Since the onset of the Ukraine proxy war this February 24th, deliberate war crimes, real incidents misleadingly framed as war crimes, and potentially staged events are virtually daily occurrences, along with accompanying volleys of claims and counterclaims of culpability. In some cases, officials on one side have even gone from celebrating and claiming credit for an attack to blaming the other within days, or simply hours. Substance and spin have become inseparable, if not symbiotic.
In years to come, who did what to whom and when could well, in the manner of the ICTY, become matters decided in international courts.
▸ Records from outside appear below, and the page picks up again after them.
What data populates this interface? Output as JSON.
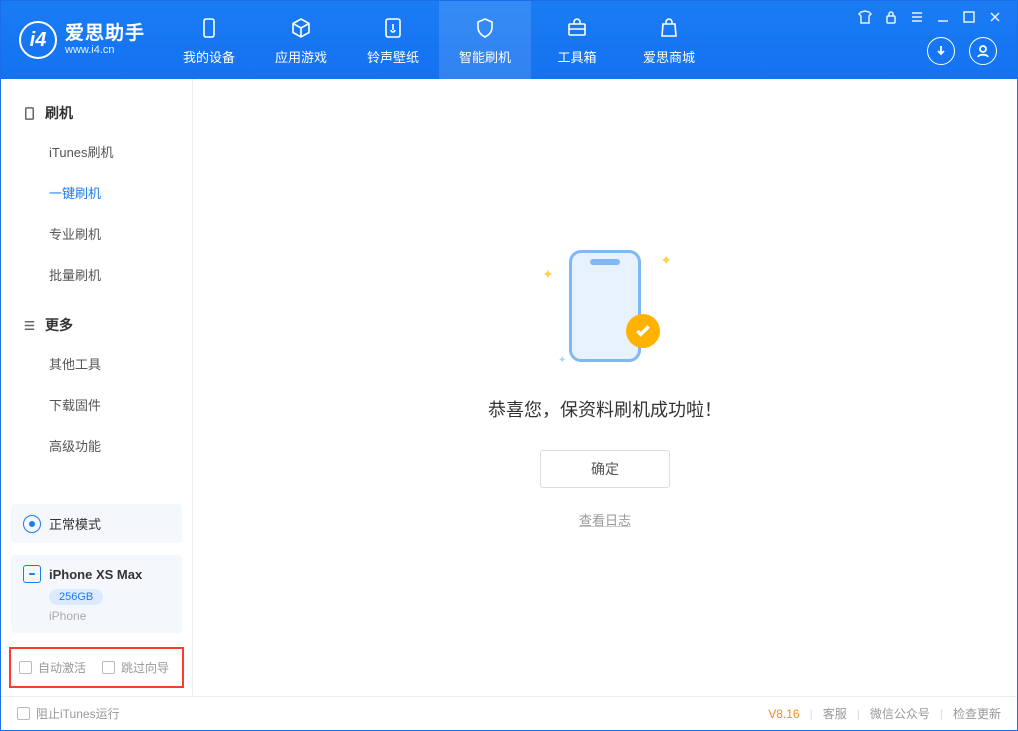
{
  "app": {
    "title": "爱思助手",
    "subtitle": "www.i4.cn"
  },
  "nav": {
    "tabs": [
      {
        "label": "我的设备",
        "icon": "device-icon"
      },
      {
        "label": "应用游戏",
        "icon": "cube-icon"
      },
      {
        "label": "铃声壁纸",
        "icon": "music-icon"
      },
      {
        "label": "智能刷机",
        "icon": "shield-icon",
        "active": true
      },
      {
        "label": "工具箱",
        "icon": "toolbox-icon"
      },
      {
        "label": "爱思商城",
        "icon": "bag-icon"
      }
    ]
  },
  "sidebar": {
    "group1": {
      "title": "刷机",
      "items": [
        "iTunes刷机",
        "一键刷机",
        "专业刷机",
        "批量刷机"
      ],
      "activeIndex": 1
    },
    "group2": {
      "title": "更多",
      "items": [
        "其他工具",
        "下载固件",
        "高级功能"
      ]
    },
    "mode": "正常模式",
    "device": {
      "name": "iPhone XS Max",
      "capacity": "256GB",
      "type": "iPhone"
    },
    "bottom": {
      "cb1": "自动激活",
      "cb2": "跳过向导"
    }
  },
  "main": {
    "success_text": "恭喜您，保资料刷机成功啦！",
    "ok_button": "确定",
    "view_log": "查看日志"
  },
  "footer": {
    "block_itunes": "阻止iTunes运行",
    "version": "V8.16",
    "links": [
      "客服",
      "微信公众号",
      "检查更新"
    ]
  }
}
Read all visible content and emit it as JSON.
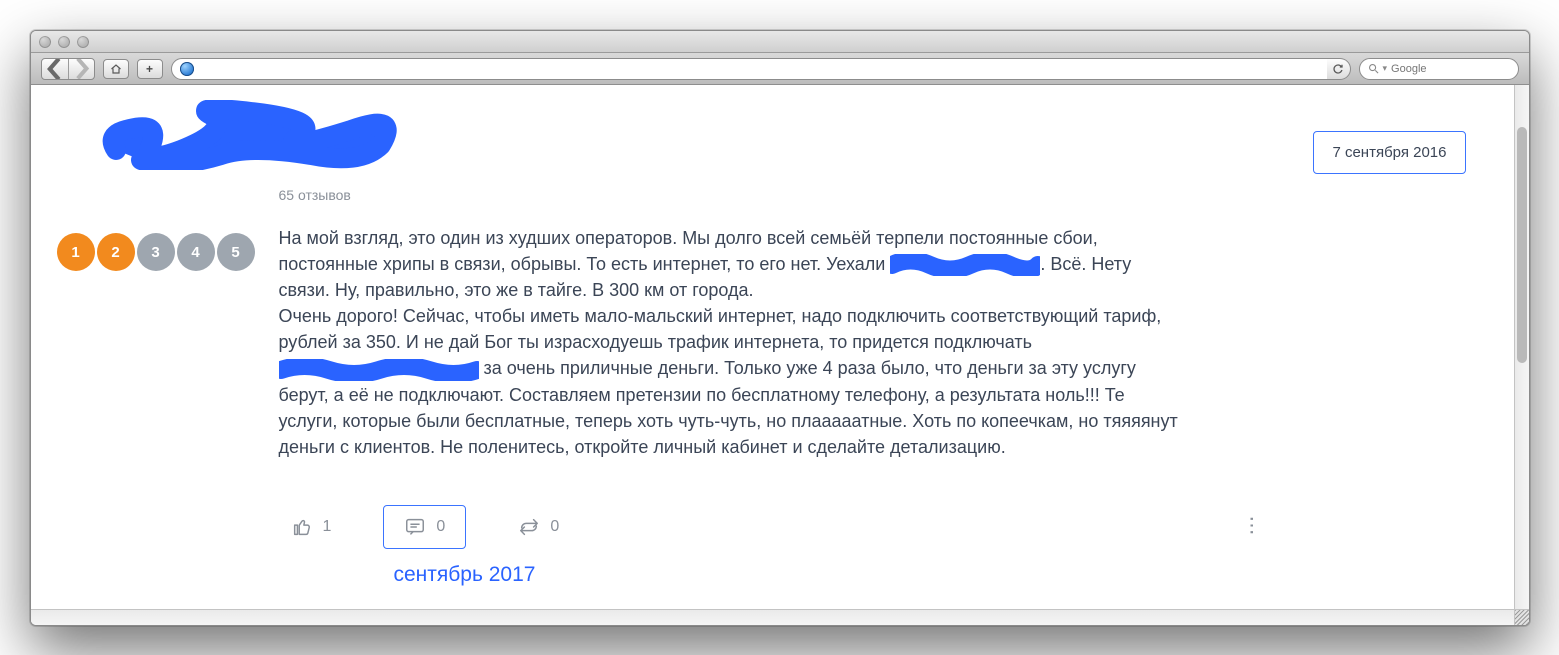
{
  "browser": {
    "search_placeholder": "Google"
  },
  "review": {
    "reviews_count": "65 отзывов",
    "date": "7 сентября 2016",
    "rating": {
      "value": 2,
      "max": 5
    },
    "text_parts": {
      "p1a": "На мой взгляд, это один из худших операторов. Мы долго всей семьёй терпели постоянные сбои, постоянные хрипы в связи, обрывы. То есть интернет, то его нет. Уехали ",
      "p1b": ". Всё. Нету связи. Ну, правильно, это же в тайге. В 300 км от города.",
      "p2a": "Очень дорого! Сейчас, чтобы иметь мало-мальский интернет, надо подключить соответствующий тариф, рублей за 350. И не дай Бог ты израсходуешь трафик интернета, то придется подключать ",
      "p2b": " за очень приличные деньги. Только уже 4 раза было, что деньги за эту услугу берут, а её не подключают. Составляем претензии по бесплатному телефону, а результата ноль!!! Те услуги, которые были бесплатные, теперь хоть чуть-чуть, но плааааатные. Хоть по копеечкам, но тяяяянут деньги с клиентов. Не поленитесь, откройте личный кабинет и сделайте детализацию."
    },
    "likes": "1",
    "comments": "0",
    "shares": "0",
    "footnote": "сентябрь 2017"
  }
}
There are already moves to set up a similar body once the war in Ukraine is over.
Parliamentarians in the Netherlands have demanded that Vladimir Putin be tried in The Hague. France’s Foreign Ministry has called for a special tribunal to be created. Kiev-based NGO Truth Hounds is collecting evidence every day of purported Russian atrocities across the country in service of such a tribunal.
There can be little doubt that both Kiev and Moscow’s forces have committed atrocities and killed civilians in this conflict, just as it’s indisputable all three sides in the Bosnian War were guilty of heinous acts and massacres of innocent and/or defenseless people. It’s reasonable to assume the savagery will become ever-more merciless as the war in Ukraine grinds on in the precise manner as Yugoslavia’s breakup.
Just how long the fighting will continue isn’t certain, although EU and NATO officials have forecast it could be several years, and Western powers clearly intend to keep the proxy war active for as long as possible. On October 11th, The Washington Post reported that the U.S. privately conceded Kiev was incapable of “winning the war outright,” but had also “ruled out the idea of pushing or even nudging Ukraine to the negotiating table.”
This highlights another myth that arose as a result of the Yugoslav wars and which endures to this day. It is the widely-held notion that negotiation and attempts to secure a peaceful settlement only emboldened Serb “aggressors.”
This dangerous myth has served as justification for all manner of destructive Western interventions. Citizens of these countries live with the consequences of those actions to this day, often as migrants after fleeing cities and towns scorched by regime change wars.
Another toxic legacy of the Balkan wars also endures: Westerners’ concern about human life is determined by which side their governments back in a given conflict. As the Canadian UNPROFOR cables demonstrate, the U.S. and its allies have cultivated support for their wars by concealing a reality even their own militaries documented in clinical detail.